[[ DATA LISTING, beginning ]]
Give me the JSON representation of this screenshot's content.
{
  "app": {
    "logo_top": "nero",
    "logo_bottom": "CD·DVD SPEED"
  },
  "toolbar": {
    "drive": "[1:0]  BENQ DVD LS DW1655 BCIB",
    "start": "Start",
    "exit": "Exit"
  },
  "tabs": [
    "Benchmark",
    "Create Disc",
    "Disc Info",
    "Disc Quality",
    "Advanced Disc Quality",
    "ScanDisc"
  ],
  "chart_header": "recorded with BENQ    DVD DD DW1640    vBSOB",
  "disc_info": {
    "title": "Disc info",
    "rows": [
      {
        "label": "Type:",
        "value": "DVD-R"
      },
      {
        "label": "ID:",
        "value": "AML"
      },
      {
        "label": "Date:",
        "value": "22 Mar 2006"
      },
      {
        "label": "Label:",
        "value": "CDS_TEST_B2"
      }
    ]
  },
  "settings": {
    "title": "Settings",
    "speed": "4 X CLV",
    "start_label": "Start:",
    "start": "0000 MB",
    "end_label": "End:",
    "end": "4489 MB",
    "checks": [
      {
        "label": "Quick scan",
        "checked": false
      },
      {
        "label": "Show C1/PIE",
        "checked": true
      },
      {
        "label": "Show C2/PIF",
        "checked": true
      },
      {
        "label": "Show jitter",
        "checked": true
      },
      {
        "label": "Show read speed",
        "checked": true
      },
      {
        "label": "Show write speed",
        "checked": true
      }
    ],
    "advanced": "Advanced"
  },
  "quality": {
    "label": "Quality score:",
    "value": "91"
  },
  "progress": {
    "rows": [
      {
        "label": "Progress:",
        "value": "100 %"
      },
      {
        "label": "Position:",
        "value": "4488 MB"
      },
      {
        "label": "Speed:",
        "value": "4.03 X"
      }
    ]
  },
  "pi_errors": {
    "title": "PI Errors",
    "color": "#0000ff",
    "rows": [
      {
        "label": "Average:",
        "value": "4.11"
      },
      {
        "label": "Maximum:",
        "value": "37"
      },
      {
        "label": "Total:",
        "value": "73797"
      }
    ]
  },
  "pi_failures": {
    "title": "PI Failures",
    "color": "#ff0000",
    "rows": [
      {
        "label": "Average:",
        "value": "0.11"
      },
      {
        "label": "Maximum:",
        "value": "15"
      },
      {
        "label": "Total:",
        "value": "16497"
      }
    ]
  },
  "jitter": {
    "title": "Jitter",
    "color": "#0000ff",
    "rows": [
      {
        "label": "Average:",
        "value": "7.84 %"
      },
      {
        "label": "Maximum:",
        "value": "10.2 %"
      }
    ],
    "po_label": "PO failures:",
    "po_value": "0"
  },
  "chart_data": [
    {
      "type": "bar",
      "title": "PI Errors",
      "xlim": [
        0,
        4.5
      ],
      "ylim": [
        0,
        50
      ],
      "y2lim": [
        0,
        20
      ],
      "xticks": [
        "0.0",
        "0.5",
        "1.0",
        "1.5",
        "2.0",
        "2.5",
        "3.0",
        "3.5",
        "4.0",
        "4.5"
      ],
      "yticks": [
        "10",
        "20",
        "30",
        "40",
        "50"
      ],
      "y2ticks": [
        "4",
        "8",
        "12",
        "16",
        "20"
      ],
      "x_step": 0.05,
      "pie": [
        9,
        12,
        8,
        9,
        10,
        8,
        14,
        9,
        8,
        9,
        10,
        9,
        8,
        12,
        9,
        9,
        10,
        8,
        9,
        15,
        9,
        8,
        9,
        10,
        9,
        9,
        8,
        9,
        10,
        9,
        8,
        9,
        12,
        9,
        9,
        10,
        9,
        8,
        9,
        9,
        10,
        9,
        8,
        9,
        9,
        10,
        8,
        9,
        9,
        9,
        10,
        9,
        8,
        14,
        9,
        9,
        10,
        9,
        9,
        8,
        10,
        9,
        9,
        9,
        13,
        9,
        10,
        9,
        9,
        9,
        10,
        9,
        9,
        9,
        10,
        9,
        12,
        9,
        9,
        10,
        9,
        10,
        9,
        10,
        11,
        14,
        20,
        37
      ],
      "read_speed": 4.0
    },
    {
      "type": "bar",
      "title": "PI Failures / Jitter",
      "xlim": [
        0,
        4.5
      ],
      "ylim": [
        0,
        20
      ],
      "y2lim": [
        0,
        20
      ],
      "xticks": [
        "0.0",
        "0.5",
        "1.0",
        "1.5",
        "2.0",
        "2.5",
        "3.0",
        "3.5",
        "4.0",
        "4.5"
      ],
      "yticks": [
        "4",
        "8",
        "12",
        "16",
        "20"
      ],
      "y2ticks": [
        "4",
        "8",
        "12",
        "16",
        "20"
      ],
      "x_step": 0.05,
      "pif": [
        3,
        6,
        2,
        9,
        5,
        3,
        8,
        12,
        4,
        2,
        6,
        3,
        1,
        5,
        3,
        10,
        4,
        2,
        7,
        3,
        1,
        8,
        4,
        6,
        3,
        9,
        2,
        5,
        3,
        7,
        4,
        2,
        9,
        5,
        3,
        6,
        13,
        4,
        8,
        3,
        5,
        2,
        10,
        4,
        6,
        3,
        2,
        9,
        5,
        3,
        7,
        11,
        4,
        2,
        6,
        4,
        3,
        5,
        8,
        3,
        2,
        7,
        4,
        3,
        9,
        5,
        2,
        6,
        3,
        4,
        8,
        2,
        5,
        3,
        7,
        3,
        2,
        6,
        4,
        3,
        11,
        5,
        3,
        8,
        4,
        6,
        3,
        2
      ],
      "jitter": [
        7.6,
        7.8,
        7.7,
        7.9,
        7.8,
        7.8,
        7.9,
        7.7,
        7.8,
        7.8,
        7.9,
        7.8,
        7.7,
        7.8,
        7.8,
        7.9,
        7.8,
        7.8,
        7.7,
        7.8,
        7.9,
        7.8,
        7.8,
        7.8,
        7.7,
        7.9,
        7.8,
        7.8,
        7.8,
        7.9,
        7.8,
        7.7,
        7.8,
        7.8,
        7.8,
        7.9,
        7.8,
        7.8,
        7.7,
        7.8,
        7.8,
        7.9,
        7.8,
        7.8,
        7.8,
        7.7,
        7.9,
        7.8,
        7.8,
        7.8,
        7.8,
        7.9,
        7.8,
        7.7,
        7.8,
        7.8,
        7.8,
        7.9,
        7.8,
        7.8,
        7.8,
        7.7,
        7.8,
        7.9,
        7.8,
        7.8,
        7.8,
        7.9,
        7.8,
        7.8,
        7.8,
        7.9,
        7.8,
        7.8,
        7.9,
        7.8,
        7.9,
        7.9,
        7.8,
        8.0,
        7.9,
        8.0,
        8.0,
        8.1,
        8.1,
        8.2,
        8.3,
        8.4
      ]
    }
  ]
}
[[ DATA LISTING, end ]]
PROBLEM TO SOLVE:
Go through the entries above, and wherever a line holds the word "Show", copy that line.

EXERCISE RESULT:
        "label": "Show C1/PIE",
        "label": "Show C2/PIF",
        "label": "Show jitter",
        "label": "Show read speed",
        "label": "Show write speed",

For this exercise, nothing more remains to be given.